Clearly, it's not as simple as pushing a button and letting the plane go on its way. Call them UAVs or RPAs, it still takes a group of very dedicated and talented people to execute high priority missions all over the world with the aircraft. 

During this visit, we were given access to a classified area we could observe but not film. A dark room full of screens with computers lining the walls, it's where the intelligence gathered from the planes is analyzed. That information is distributed in order to build intelligence, make surveillance and reconnaissance more effective for the soldiers on the ground, and help save lives. 

Creech maintains operations 24 hours a day, 7 days a week, 365 days a year, and everyone takes the job very seriously. They realizes that the analysis they do today is critical to the men and women on the ground tomorrow over 8,000 miles away.

While at Creech, I wondered how this type of warfare was changing the way we think about combat. Unlike the soldiers in the field, these airmen could go home to their families after their 8-hour shift ends. But they are very much affected by what they see and hear during a mission. 

"There have been a couple of times where we've been supporting the ground units, and able to hear what they're saying, especially when we get in times of trouble," reminisced sensor operator Tech Sgt. Jarrett Miner. "I suppose I do think about that a little bit, that I get to go home and sleep in my own bed at night. And they're out there doing their job."

They may go home after a shift, but the job these airmen perform is invaluable and in no way taken lightly. Mission Coordinator Staff Sgt. James says that as soon as he steps onto the base, things change. 

"As soon as you cross over what we call the cheese graters on base, the bumps in the road, your mindset is completely different from when you were just at home.
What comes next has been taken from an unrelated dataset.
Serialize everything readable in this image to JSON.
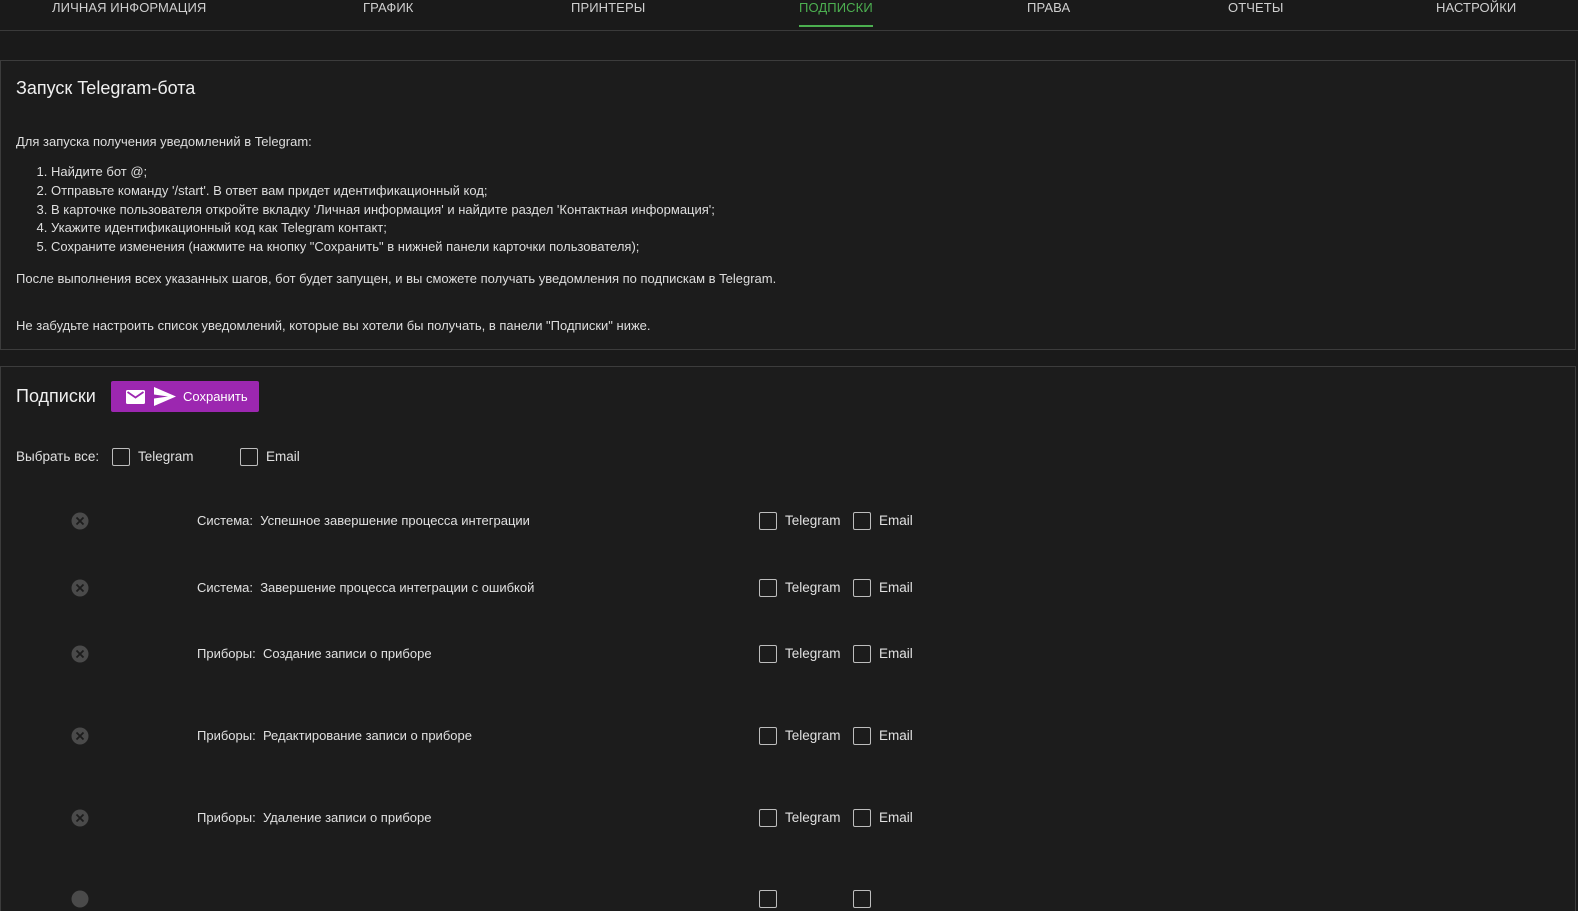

You're going to combat. You're watching what they see eighteen inches from the battlefield. And it's just an incredible experience overall."

No matter how far away from the actual battlefield these men and women are, the endurance and talent of these remote warriors is on display every day. Their mission is to help save the lives of our troops on the ground, and no one can dispute their importance and commitment to fighting this war on terror.